While each capsule is allegedly good for fifteen 5-ounce glasses of wine, if you load the capsule incorrectly then it will be good for approximately zero 5-ounce glasses of wine. I learned this the hard way.
I have not strictly tested the capsule life, but it does seem that they last a decent amount of time once properly installed. Capsules cost an average of $9 a piece to replace. If you do the math (and I did) then each 5-ounce glass of wine poured with a Coravin costs an additional 60 cents, assuming you are pouring correctly and that no additional argon gas is being leaked from the unit.
2. Thousands of Years of Tradition. Attaching a bulky unit to a nice bottle of wine and pressing a button to release a slow drizzle of wine doesn’t exactly press the same comfort buttons as the tradition of uncorking and pouring it.
3. Decanting. Unless you have enough patience to pour one glass of wine and wait three hours, you aren’t going to see how the wine develops either with slow ox (natural open bottle aeration) or in a decanter, if you’re only pouring a half glass at a time and constantly preserving the remaining juice. This means that if you use a Coravin on an aged wine that needs to breathe, each glass is essentially “fresh out the bottle.”

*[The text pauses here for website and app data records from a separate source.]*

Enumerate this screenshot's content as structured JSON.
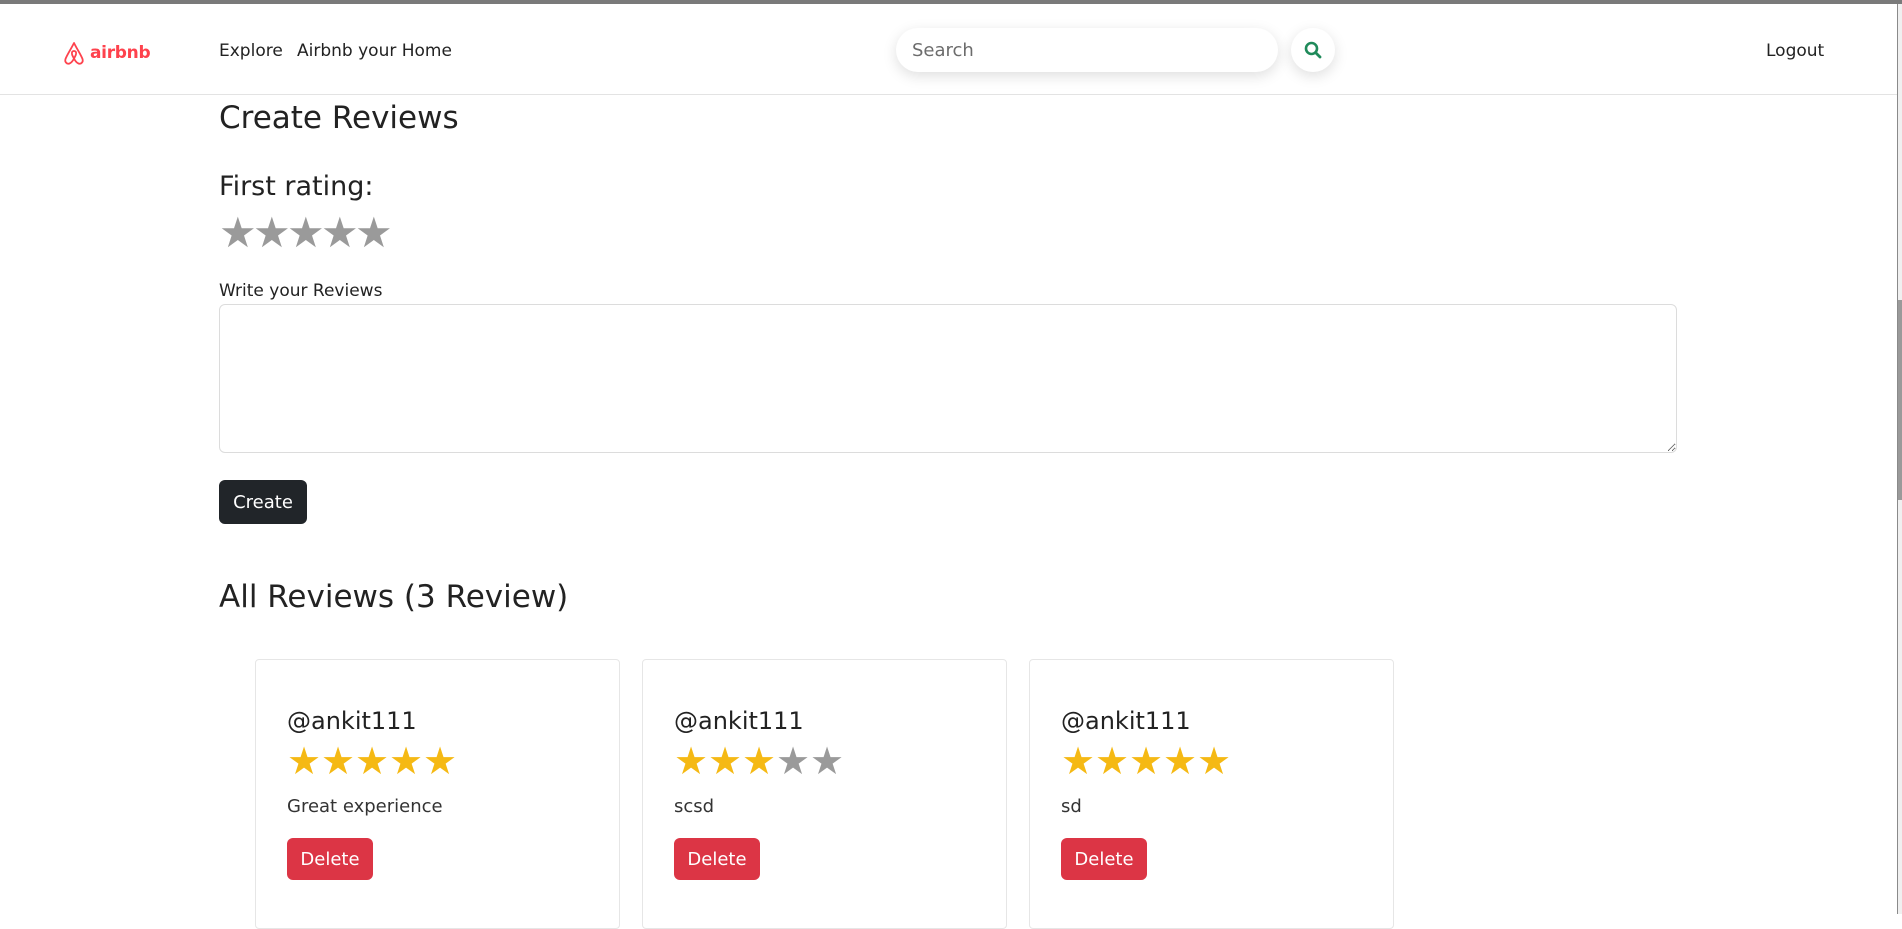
{
  "navbar": {
    "logo_text": "airbnb",
    "links": [
      "Explore",
      "Airbnb your Home"
    ],
    "search_placeholder": "Search",
    "logout_label": "Logout",
    "brand_color": "#fe424d",
    "search_icon_color": "#1f8a5a"
  },
  "create_review": {
    "title": "Create Reviews",
    "rating_label": "First rating:",
    "rating_value": 0,
    "rating_max": 5,
    "review_label": "Write your Reviews",
    "review_value": "",
    "create_label": "Create"
  },
  "reviews": {
    "title": "All Reviews (3 Review)",
    "items": [
      {
        "author": "@ankit111",
        "rating": 5,
        "comment": "Great experience",
        "delete_label": "Delete"
      },
      {
        "author": "@ankit111",
        "rating": 3,
        "comment": "scsd",
        "delete_label": "Delete"
      },
      {
        "author": "@ankit111",
        "rating": 5,
        "comment": "sd",
        "delete_label": "Delete"
      }
    ]
  },
  "colors": {
    "star_filled": "#f5b914",
    "star_empty": "#9a9a9a",
    "delete_button": "#dc3545",
    "create_button": "#212529"
  }
}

4. Exclusions. Certain wines are excluded from Coravin use. You cannot currently Coravin a wine that has a synthetic cork or screwcap.
However, my unit came with a Coravin Screw Cap which will soon be available through the company’s website. Coravin Screw Caps combine self-sealing silicone with a premium cap liner to create a tight seal that protects wine for up to 3 months. The obvious drawback to this is that you must have a Coravin Screw Cap for each bottle of wine that you want to preserve. Coravin Screw Caps will be available for purchase later this year in 6-packs for $29.95.

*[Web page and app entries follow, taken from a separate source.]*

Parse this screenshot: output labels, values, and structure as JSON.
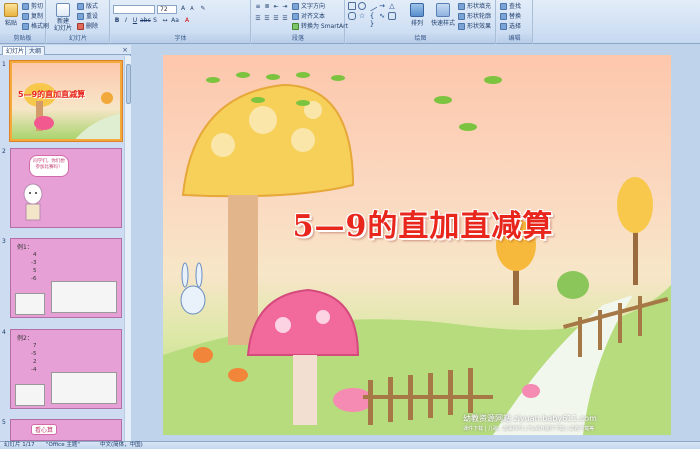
{
  "ribbon": {
    "clipboard": {
      "label": "剪贴板",
      "paste": "粘贴",
      "cut": "剪切",
      "copy": "复制",
      "format_painter": "格式刷"
    },
    "slides": {
      "label": "幻灯片",
      "new_slide": "新建\n幻灯片",
      "layout": "版式",
      "reset": "重设",
      "delete": "删除"
    },
    "font": {
      "label": "字体",
      "font_name": "",
      "font_size": "72"
    },
    "paragraph": {
      "label": "段落",
      "text_direction": "文字方向",
      "align_text": "对齐文本",
      "smartart": "转换为 SmartArt"
    },
    "drawing": {
      "label": "绘图",
      "arrange": "排列",
      "quick_styles": "快速样式",
      "shape_fill": "形状填充",
      "shape_outline": "形状轮廓",
      "shape_effects": "形状效果"
    },
    "editing": {
      "label": "编辑",
      "find": "查找",
      "replace": "替换",
      "select": "选择"
    }
  },
  "leftpanel": {
    "tabs": [
      "幻灯片",
      "大纲"
    ],
    "close": "×",
    "slide_numbers": [
      "1",
      "2",
      "3",
      "4",
      "5"
    ],
    "thumb1_title": "5—9的直加直减算",
    "thumb2_bubble": "同学们，你们想参加比赛吗！",
    "thumb3_title": "例1：",
    "thumb3_values": [
      "4",
      "-3",
      "5",
      "-6"
    ],
    "thumb4_title": "例2：",
    "thumb4_values": [
      "7",
      "-5",
      "2",
      "-4"
    ],
    "thumb5_label": "看心算"
  },
  "slide": {
    "title": "5—9的直加直减算",
    "watermark": "幼教资源网站  ziyuan.baby611.com",
    "watermark_sub": "课件下载 | 儿歌、故事MP3 | FLASH课件下载 | 试卷下载等"
  },
  "statusbar": {
    "slide_info": "幻灯片 1/17",
    "theme": "\"Office 主题\"",
    "language": "中文(简体，中国)"
  },
  "colors": {
    "title_red": "#e8261c",
    "slide_pink": "#e7a0d6",
    "ribbon_blue": "#d2e1f4"
  }
}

5. System flaws. My unit is still functioning, although every now and then the wine won’t come out like it’s supposed to. I have heard from reps about their needles breaking when accidentally using a Coravin on a synthetic cork, and of course if the argon gas leaks at all then you will have to replace the capsules sooner.
6. Time. Lastly, nobody seems to know how long a bottle of wine will last, uncompromised, after using a Coravin. Coravin states that “after enjoying a glass of pouring, the remaining wine in the bottle will be perfectly preserved for weeks, months, or even years.” I have a couple of bottles that I Coravined a week ago that I’ll be dipping into regularly to see if this is in fact the case.
Overall, I am very happy with my Coravin Model One and I would recommend the unit to any wine lover whom I think the unit would be a good fit for. You can purchase Coravin at participating Costco warehouses during Coravin Special Events. That event schedule can be found here. You can also purchase Coravin units directly through the company website or through various authorized retailers.
I received a Coravin Model One system on behalf of the company for the purpose of writing this review. Coravin, Inc. nor any of its affiliates paid me for this review. I requested a Coravin unit for the purpose of writing this review as well as for ongoing use to taste the wines that I review for CostcoWineBlog.com.